Peter Reinhardt has also made a set of movies that illustrates the orbital dynamics of black holes that have nearly equal masses. More will be posted as Peter develops additional models; for now, the one shown below is nicely illustrative of what we can show. The left-hand panel shows the orbital tracks of the binary's members; the smaller black hole (1 million solar masses) orbits at large radius, the larger one (3 million solar masses) at large radius. As the evolution proceeds, notice that both orbital radii shrink. The right-hand side is in a frame that co-rotates with the overall orbit, and the slow shrinking of the orbital radii is taken out.

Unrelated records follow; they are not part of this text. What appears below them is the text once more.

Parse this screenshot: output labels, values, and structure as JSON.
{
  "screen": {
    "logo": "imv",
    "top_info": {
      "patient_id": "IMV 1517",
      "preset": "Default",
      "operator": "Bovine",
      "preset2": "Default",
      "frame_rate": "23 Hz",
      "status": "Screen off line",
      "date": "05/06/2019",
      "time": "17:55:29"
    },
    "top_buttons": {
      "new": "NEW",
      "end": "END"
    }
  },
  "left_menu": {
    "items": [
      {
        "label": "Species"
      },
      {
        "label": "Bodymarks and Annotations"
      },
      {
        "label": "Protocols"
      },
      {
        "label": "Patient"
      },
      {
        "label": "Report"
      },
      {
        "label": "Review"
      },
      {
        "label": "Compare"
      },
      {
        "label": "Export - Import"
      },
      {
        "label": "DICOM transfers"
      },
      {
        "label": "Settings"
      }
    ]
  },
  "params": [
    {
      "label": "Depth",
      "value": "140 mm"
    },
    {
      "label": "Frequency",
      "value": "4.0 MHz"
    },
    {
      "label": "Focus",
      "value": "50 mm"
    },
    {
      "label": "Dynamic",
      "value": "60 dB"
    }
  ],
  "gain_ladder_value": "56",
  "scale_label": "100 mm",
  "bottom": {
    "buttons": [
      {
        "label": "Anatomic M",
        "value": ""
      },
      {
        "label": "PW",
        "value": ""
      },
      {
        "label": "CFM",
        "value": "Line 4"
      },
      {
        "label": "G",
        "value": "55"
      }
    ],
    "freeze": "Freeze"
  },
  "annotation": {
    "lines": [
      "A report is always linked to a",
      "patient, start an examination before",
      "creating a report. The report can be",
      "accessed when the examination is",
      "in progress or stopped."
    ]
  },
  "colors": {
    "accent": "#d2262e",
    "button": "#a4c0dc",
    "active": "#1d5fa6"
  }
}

In both panels, the various rods illustrate angular momentum vectors. The magenta rod shows us the direction of the orbital angular momentum vector; the orange rods show us the spin angular momenta of the two black holes; and the green rod is the direction of the system's total angular momentum. Notice that the orange vectors whip around quite a bit. This is thanks to the general relativistic precession of the spin vector, which is rather pronounced in this strong-field regime. The orbital angular momentum precesses so that the sum of spin and orbit remains nearly constant. This is reflected in the fact that the green vectors remain very nearly fixed. Their slight motion toward the end is actually an artifact of the breakdown of the post-Newtonian equations of motion and the fact that defined angular momenta for the individual black holes is not well posed at this point.